Jump to navigation

Published 3rd April 1998

Vol 39 No 7


Room at the top

As the coup plot trials near their conclusion, a sweeping military reshuffle looms and a new civilian presidential candidate emerges

True to his word, his supporters say, General Sani Abacha is determined to hand over to a civilian successor in October - himself. A year ago, that script looked quite plausible. With a formidable war chest (foreign reserves of over US$7 billion) Abacha's supporters would build a huge national political organisation and the military would be delighted that their man was planning to stay as civilian president and protect their interests. Meanwhile, a massive public investment programme was to have taken off to reverse the collapse of the education and health services, and cut the chronic unemployment and crime rates in the cities. None of that has happened. Instead, a covertly-funded campaign backing Abacha's presidential ambitions is under way, run by such luminaries as Daniel Kanu, Godwin Daboh and Bukar Mandara. Last year, Chief of Army Staff Major Gen. Ishaya Bamaiyi described the Abacha lobbyists as 'doubtful characters'.

From the shadows

Image courtesy of Panos Pictures

View site

Universally known as 'MD', former spymaster and police chief Alhaji Muhammadu Dikko Yusufu (66) has emerged as the most credible challenger to General Sani Abacha's as yet unannoun...

Clinton likes it

Image courtesy of Panos Pictures

View site

There's still lots of interest but little foreign money going into Kabila's new order

'Clinton likes the Congolese revolution,' President Laurent- Désiré Kabila exclaimed on state television on 26 March, after meeting in Uganda with the United States' President duri...

Southern rivals

Economic and military competition is growing between Windhoek and Gaborone

That some Namibian government loyalists are still bristling in the wake of President Bill Clinton's visit to Botswana shows the depth of animosity between these two Southern Africa...

Starting small

Bankers are eyeing Africa for signs of the promised economic renaissance

African finance ministers are frustrated by the speed at which international financial institutions have moved to help bail out ailing East Asian economies, comparing this to the l...

Kicking off

A fight for the FIFA Presidency points to divisions among Africa's officials

African soccer is in decent if not spectacular form.

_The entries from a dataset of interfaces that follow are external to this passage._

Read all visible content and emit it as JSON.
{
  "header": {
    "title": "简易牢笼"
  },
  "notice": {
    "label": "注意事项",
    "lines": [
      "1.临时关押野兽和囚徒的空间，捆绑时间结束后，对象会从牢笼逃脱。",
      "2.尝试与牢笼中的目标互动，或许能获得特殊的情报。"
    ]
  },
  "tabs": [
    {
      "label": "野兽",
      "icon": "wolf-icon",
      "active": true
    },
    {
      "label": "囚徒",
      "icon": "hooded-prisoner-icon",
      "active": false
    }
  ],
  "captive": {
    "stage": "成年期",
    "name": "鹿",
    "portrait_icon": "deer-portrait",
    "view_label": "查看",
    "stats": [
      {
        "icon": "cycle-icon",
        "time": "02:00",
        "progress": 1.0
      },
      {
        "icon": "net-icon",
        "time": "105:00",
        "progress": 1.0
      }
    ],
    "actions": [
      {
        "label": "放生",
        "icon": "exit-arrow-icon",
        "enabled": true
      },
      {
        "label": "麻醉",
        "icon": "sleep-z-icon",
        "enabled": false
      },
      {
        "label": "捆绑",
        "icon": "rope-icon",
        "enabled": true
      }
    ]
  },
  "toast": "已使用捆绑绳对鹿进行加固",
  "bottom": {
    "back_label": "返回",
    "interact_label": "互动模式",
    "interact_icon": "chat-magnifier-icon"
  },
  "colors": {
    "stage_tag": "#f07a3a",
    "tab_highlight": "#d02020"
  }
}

Leading the pack into the World Cup tournament in France this June are Nigeria's talented Super Eagles, ahead of the other Afri...



As French troops prepare to quit on 15 April, mercenaries are hovering - or so President Ange- Félix Patassé told the French daily Libération of 10 March: 'Mercenaries are being ...


Ethiopian Foreign Minister Seyoum Mesfin chose an odd day to condemn outside interference in Somalia: 18 March, the day Ethiopian troops again crossed into Somalia's Gedo Region to...

Not Alaafin matter

The detention at London's Gatwick airport on 24 March of the Alaafin of Oyo, Oba Lamidi Adeyemi, and his family after it was claimed that drugs valued at £1.5 million (US$2.5...

Freed-up funds

Zimbabwe and the International Monetary Fund want to kiss and make up. In 1995, the Fund cut Zimbabwe out of its books, for failing to keep the promises behind 1991's structural ad...